From the little square sheets rose an almost visible feeling, like smoke; the room was steeped in teddys guilt.
Blakes eyes met teddys, and he thought he saw the other boy nod at him.
teddys mother waved her handkerchief, to let her husband know that she had seen and understood.
In the next few minutes the quiet of the prairie was disturbed by teddys soft snores.
teddys profile, with turned-up nose and ruffled hair, was lowered to the branch he held in his hand, poking the ashes at his feet.
Her eyes were fixed despairingly on teddys back, and she looked more miserable than Blake himself, and as hopeless.
Guess Ill ring in some of teddys 97 trip on em to-morrow night.
teddys eyes narrowed; he thought of challenging her, but what was there to say?

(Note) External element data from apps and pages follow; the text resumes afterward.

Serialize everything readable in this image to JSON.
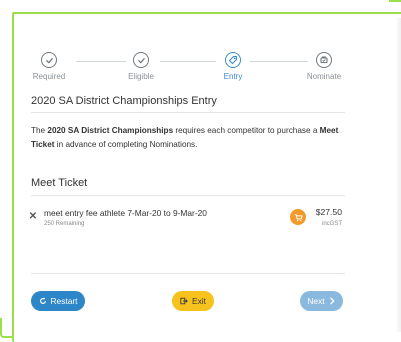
{
  "stepper": {
    "steps": [
      {
        "label": "Required",
        "icon": "check-icon",
        "state": "complete"
      },
      {
        "label": "Eligible",
        "icon": "check-icon",
        "state": "complete"
      },
      {
        "label": "Entry",
        "icon": "tag-icon",
        "state": "active"
      },
      {
        "label": "Nominate",
        "icon": "nominate-icon",
        "state": "upcoming"
      }
    ]
  },
  "entry": {
    "title": "2020 SA District Championships Entry",
    "intro_pre": "The ",
    "intro_event": "2020 SA District Championships",
    "intro_mid": " requires each competitor to purchase a ",
    "intro_ticket": "Meet Ticket",
    "intro_post": " in advance of completing Nominations."
  },
  "meet_ticket": {
    "heading": "Meet Ticket",
    "item": {
      "name": "meet entry fee athlete 7-Mar-20 to 9-Mar-20",
      "remaining": "250 Remaining",
      "price": "$27.50",
      "tax": "incGST"
    }
  },
  "footer": {
    "restart_label": "Restart",
    "exit_label": "Exit",
    "next_label": "Next"
  },
  "colors": {
    "frame": "#9be04a",
    "primary": "#2c86c8",
    "warning": "#f6c21b",
    "cart": "#f39a2a",
    "disabled": "#8ab9e0"
  }
}
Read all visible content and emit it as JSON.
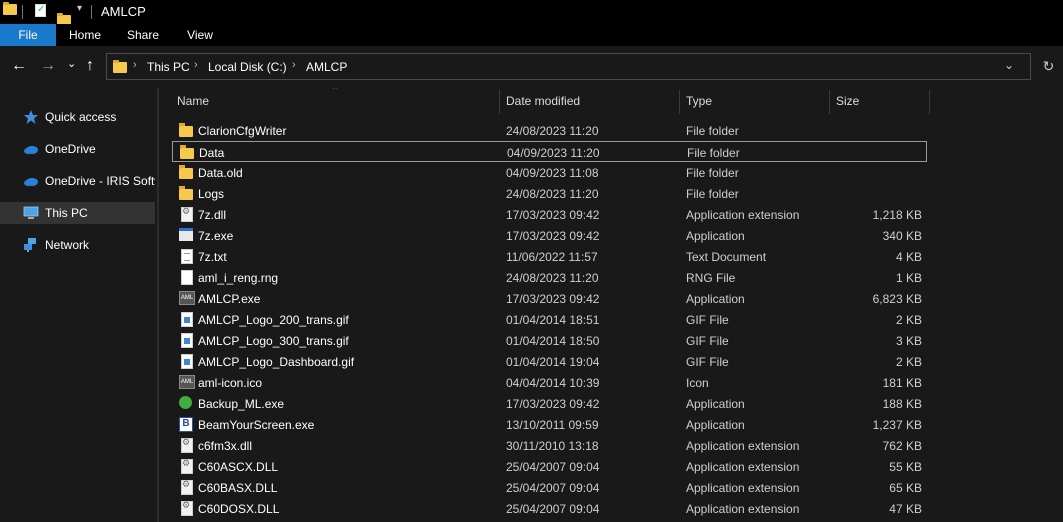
{
  "window": {
    "title": "AMLCP"
  },
  "ribbon": {
    "tabs": [
      "File",
      "Home",
      "Share",
      "View"
    ]
  },
  "address": {
    "crumbs": [
      "This PC",
      "Local Disk (C:)",
      "AMLCP"
    ],
    "separator": "›"
  },
  "nav": {
    "back": "←",
    "forward": "→",
    "recent": "⌄",
    "up": "↑",
    "dropdown": "⌄",
    "refresh": "↻"
  },
  "sidebar": {
    "items": [
      {
        "label": "Quick access",
        "icon": "star-icon"
      },
      {
        "label": "OneDrive",
        "icon": "cloud-icon"
      },
      {
        "label": "OneDrive - IRIS Software",
        "icon": "cloud-icon"
      },
      {
        "label": "This PC",
        "icon": "computer-icon"
      },
      {
        "label": "Network",
        "icon": "network-icon"
      }
    ]
  },
  "columns": {
    "name": "Name",
    "date": "Date modified",
    "type": "Type",
    "size": "Size"
  },
  "files": [
    {
      "name": "ClarionCfgWriter",
      "date": "24/08/2023 11:20",
      "type": "File folder",
      "size": "",
      "icon": "folder"
    },
    {
      "name": "Data",
      "date": "04/09/2023 11:20",
      "type": "File folder",
      "size": "",
      "icon": "folder"
    },
    {
      "name": "Data.old",
      "date": "04/09/2023 11:08",
      "type": "File folder",
      "size": "",
      "icon": "folder"
    },
    {
      "name": "Logs",
      "date": "24/08/2023 11:20",
      "type": "File folder",
      "size": "",
      "icon": "folder"
    },
    {
      "name": "7z.dll",
      "date": "17/03/2023 09:42",
      "type": "Application extension",
      "size": "1,218 KB",
      "icon": "dll"
    },
    {
      "name": "7z.exe",
      "date": "17/03/2023 09:42",
      "type": "Application",
      "size": "340 KB",
      "icon": "exe"
    },
    {
      "name": "7z.txt",
      "date": "11/06/2022 11:57",
      "type": "Text Document",
      "size": "4 KB",
      "icon": "txt"
    },
    {
      "name": "aml_i_reng.rng",
      "date": "24/08/2023 11:20",
      "type": "RNG File",
      "size": "1 KB",
      "icon": "blank"
    },
    {
      "name": "AMLCP.exe",
      "date": "17/03/2023 09:42",
      "type": "Application",
      "size": "6,823 KB",
      "icon": "aml"
    },
    {
      "name": "AMLCP_Logo_200_trans.gif",
      "date": "01/04/2014 18:51",
      "type": "GIF File",
      "size": "2 KB",
      "icon": "gif"
    },
    {
      "name": "AMLCP_Logo_300_trans.gif",
      "date": "01/04/2014 18:50",
      "type": "GIF File",
      "size": "3 KB",
      "icon": "gif"
    },
    {
      "name": "AMLCP_Logo_Dashboard.gif",
      "date": "01/04/2014 19:04",
      "type": "GIF File",
      "size": "2 KB",
      "icon": "gif"
    },
    {
      "name": "aml-icon.ico",
      "date": "04/04/2014 10:39",
      "type": "Icon",
      "size": "181 KB",
      "icon": "aml"
    },
    {
      "name": "Backup_ML.exe",
      "date": "17/03/2023 09:42",
      "type": "Application",
      "size": "188 KB",
      "icon": "backup"
    },
    {
      "name": "BeamYourScreen.exe",
      "date": "13/10/2011 09:59",
      "type": "Application",
      "size": "1,237 KB",
      "icon": "beam"
    },
    {
      "name": "c6fm3x.dll",
      "date": "30/11/2010 13:18",
      "type": "Application extension",
      "size": "762 KB",
      "icon": "dll"
    },
    {
      "name": "C60ASCX.DLL",
      "date": "25/04/2007 09:04",
      "type": "Application extension",
      "size": "55 KB",
      "icon": "dll"
    },
    {
      "name": "C60BASX.DLL",
      "date": "25/04/2007 09:04",
      "type": "Application extension",
      "size": "65 KB",
      "icon": "dll"
    },
    {
      "name": "C60DOSX.DLL",
      "date": "25/04/2007 09:04",
      "type": "Application extension",
      "size": "47 KB",
      "icon": "dll"
    }
  ],
  "focused_row": 1,
  "colors": {
    "file_tab": "#1979ca",
    "folder": "#f6c84c",
    "background": "#191919"
  }
}
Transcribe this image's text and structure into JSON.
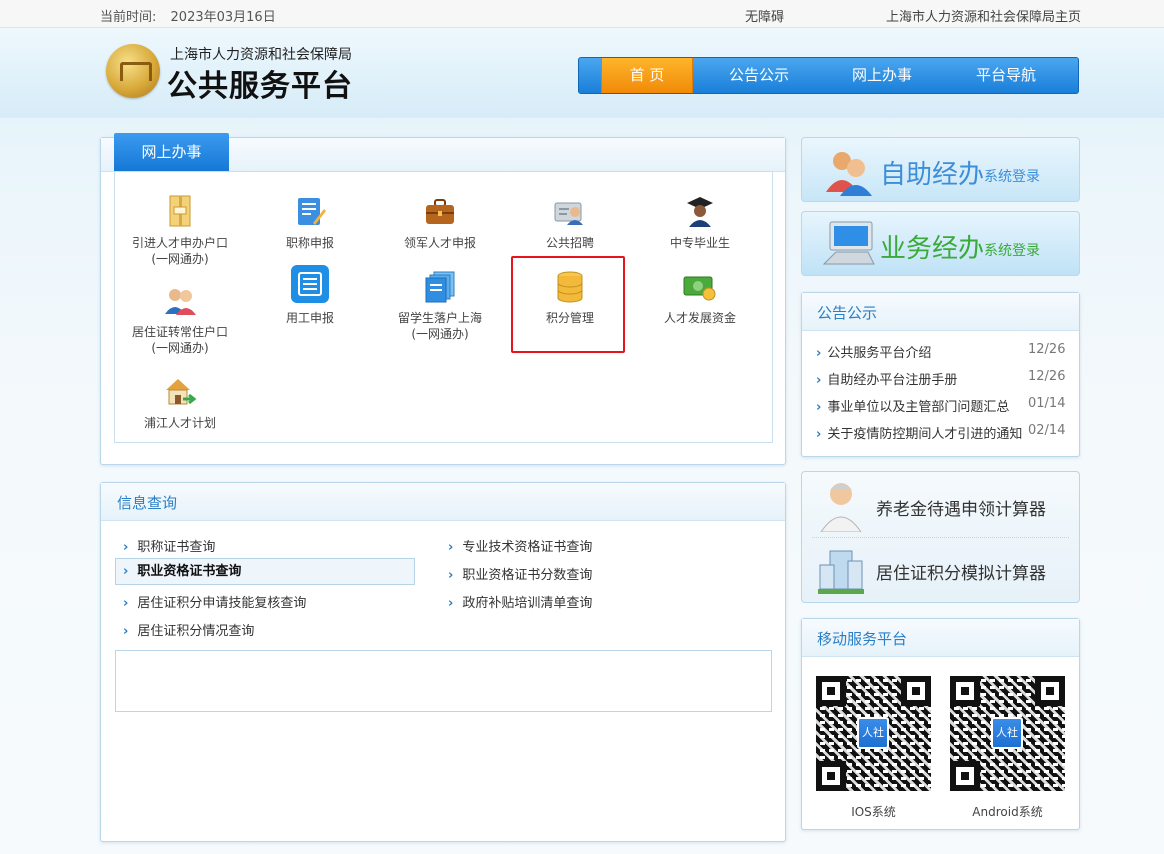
{
  "topbar": {
    "date_label": "当前时间:",
    "date_value": "2023年03月16日",
    "accessibility": "无障碍",
    "home_link": "上海市人力资源和社会保障局主页"
  },
  "header": {
    "org_name": "上海市人力资源和社会保障局",
    "platform_name": "公共服务平台",
    "nav": [
      "首 页",
      "公告公示",
      "网上办事",
      "平台导航"
    ]
  },
  "online_services": {
    "tab_label": "网上办事",
    "items": [
      {
        "label": "引进人才申办户口",
        "sub": "(一网通办)",
        "icon": "document-folder-icon"
      },
      {
        "label": "职称申报",
        "sub": "",
        "icon": "certificate-edit-icon"
      },
      {
        "label": "领军人才申报",
        "sub": "",
        "icon": "briefcase-icon"
      },
      {
        "label": "公共招聘",
        "sub": "",
        "icon": "id-card-person-icon"
      },
      {
        "label": "中专毕业生",
        "sub": "",
        "icon": "graduate-icon"
      },
      {
        "label": "居住证转常住户口",
        "sub": "(一网通办)",
        "icon": "couple-icon"
      },
      {
        "label": "用工申报",
        "sub": "",
        "icon": "list-document-icon"
      },
      {
        "label": "留学生落户上海",
        "sub": "(一网通办)",
        "icon": "stacked-documents-icon"
      },
      {
        "label": "积分管理",
        "sub": "",
        "icon": "database-icon"
      },
      {
        "label": "人才发展资金",
        "sub": "",
        "icon": "money-icon"
      },
      {
        "label": "浦江人才计划",
        "sub": "",
        "icon": "house-arrow-icon"
      }
    ]
  },
  "info_query": {
    "title": "信息查询",
    "left": [
      "职称证书查询",
      "职业资格证书查询",
      "居住证积分申请技能复核查询",
      "居住证积分情况查询"
    ],
    "right": [
      "专业技术资格证书查询",
      "职业资格证书分数查询",
      "政府补贴培训清单查询"
    ]
  },
  "banners": {
    "self_service": {
      "main": "自助经办",
      "sub": "系统登录"
    },
    "business": {
      "main": "业务经办",
      "sub": "系统登录"
    }
  },
  "notices": {
    "title": "公告公示",
    "items": [
      {
        "text": "公共服务平台介绍",
        "date": "12/26"
      },
      {
        "text": "自助经办平台注册手册",
        "date": "12/26"
      },
      {
        "text": "事业单位以及主管部门问题汇总",
        "date": "01/14"
      },
      {
        "text": "关于疫情防控期间人才引进的通知",
        "date": "02/14"
      }
    ]
  },
  "calculators": [
    "养老金待遇申领计算器",
    "居住证积分模拟计算器"
  ],
  "mobile": {
    "title": "移动服务平台",
    "qr_logo_text": "人社",
    "ios": "IOS系统",
    "android": "Android系统"
  },
  "colors": {
    "nav_blue": "#1a7fd9",
    "nav_active": "#f08a08",
    "highlight_red": "#e4151b",
    "title_blue": "#2a7fc6"
  }
}
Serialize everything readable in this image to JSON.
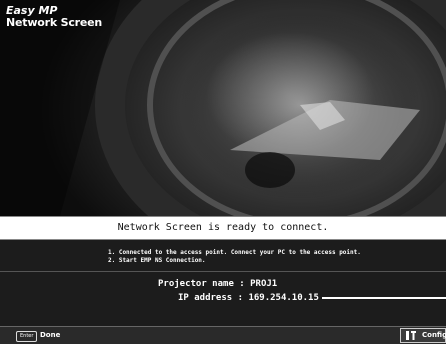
{
  "logo": {
    "line1": "Easy MP",
    "line2": "Network Screen"
  },
  "status_message": "Network Screen is ready to connect.",
  "instructions": [
    "1. Connected to the access point. Connect your PC to the access point.",
    "2. Start EMP NS Connection."
  ],
  "projector": {
    "name_label": "Projector name :",
    "name": "PROJ1",
    "ip_label": "IP address :",
    "ip": "169.254.10.15"
  },
  "footer": {
    "enter_key": "Enter",
    "done_label": "Done",
    "config_label": "Config",
    "config_icon": "config-icon"
  }
}
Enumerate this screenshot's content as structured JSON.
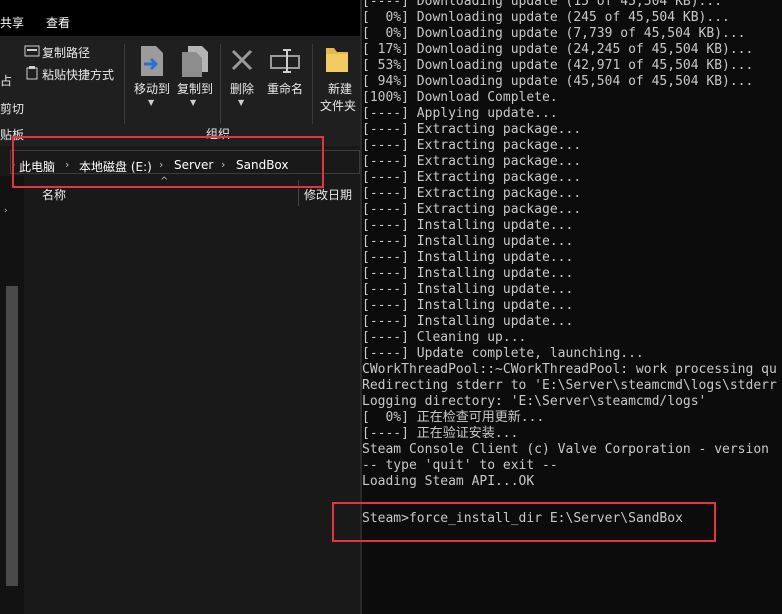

They passed one or two ranch-houses and rode through miles of flat lime country, and teddys depression grew stronger.
pet form of masc. proper names Edward, Edmund, and Theodore; meaning "women's undergarment" (with lower-case t-) is recorded from 1924, of unknown origin, perhaps from some fancied resemblance to a teddy bear (q.v.), a theory that dates to 1929. In British slang phrase teddy boy (1954) it is short for Edward, from the preference of such youths for Edwardian styles (1901-10). Teddies (probably from Teddy Roosevelt) was one of the names given to U.S. troops in France in 1917.
used to form nouns Having the indicated knowledge of, involvement with, or attitude toward technology, esp advanced and computer technology: technobuddy/ technofreak/ technogood/ technopeasant